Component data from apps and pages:

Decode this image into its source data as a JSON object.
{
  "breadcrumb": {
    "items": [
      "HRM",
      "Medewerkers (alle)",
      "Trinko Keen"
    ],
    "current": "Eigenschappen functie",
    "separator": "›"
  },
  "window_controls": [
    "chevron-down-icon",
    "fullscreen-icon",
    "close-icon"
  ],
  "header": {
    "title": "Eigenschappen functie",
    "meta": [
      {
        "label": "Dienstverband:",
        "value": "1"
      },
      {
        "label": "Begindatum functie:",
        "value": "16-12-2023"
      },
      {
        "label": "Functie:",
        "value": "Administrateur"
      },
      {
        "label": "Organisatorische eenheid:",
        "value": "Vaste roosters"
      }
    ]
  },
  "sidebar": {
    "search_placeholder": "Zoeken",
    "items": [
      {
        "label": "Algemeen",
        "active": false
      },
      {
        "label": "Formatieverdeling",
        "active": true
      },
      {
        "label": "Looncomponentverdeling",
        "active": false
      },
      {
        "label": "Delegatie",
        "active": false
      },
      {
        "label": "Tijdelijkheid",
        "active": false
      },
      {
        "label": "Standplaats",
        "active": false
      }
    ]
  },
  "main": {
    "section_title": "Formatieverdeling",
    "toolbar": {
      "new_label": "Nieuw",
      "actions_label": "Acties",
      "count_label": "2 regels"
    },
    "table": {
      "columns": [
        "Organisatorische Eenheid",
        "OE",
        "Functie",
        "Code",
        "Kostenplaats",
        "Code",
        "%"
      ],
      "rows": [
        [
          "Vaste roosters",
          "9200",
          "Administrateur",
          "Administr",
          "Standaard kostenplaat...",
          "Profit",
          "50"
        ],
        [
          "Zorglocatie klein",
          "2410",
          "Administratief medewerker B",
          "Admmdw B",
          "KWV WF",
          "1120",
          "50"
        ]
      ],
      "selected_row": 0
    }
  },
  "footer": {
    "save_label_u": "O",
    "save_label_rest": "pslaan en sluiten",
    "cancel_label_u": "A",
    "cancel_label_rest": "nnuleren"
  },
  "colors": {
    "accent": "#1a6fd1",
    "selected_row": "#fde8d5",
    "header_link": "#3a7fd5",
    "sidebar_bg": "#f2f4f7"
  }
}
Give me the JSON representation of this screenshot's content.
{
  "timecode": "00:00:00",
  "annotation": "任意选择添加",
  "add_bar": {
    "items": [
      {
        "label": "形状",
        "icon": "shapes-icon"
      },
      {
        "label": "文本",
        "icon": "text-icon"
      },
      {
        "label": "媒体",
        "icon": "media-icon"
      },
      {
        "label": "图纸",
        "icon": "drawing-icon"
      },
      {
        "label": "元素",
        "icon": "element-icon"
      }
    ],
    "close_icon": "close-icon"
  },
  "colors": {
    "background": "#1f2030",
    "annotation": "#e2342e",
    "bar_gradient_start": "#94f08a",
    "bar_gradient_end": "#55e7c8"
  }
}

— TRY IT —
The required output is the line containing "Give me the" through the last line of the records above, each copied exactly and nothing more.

— ANSWER TO THIS TASK —
Give me the JSON representation of this screenshot's content.
{
  "timecode": "00:00:00",
  "annotation": "任意选择添加",
  "add_bar": {
    "items": [
      {
        "label": "形状",
        "icon": "shapes-icon"
      },
      {
        "label": "文本",
        "icon": "text-icon"
      },
      {
        "label": "媒体",
        "icon": "media-icon"
      },
      {
        "label": "图纸",
        "icon": "drawing-icon"
      },
      {
        "label": "元素",
        "icon": "element-icon"
      }
    ],
    "close_icon": "close-icon"
  },
  "colors": {
    "background": "#1f2030",
    "annotation": "#e2342e",
    "bar_gradient_start": "#94f08a",
    "bar_gradient_end": "#55e7c8"
  }
}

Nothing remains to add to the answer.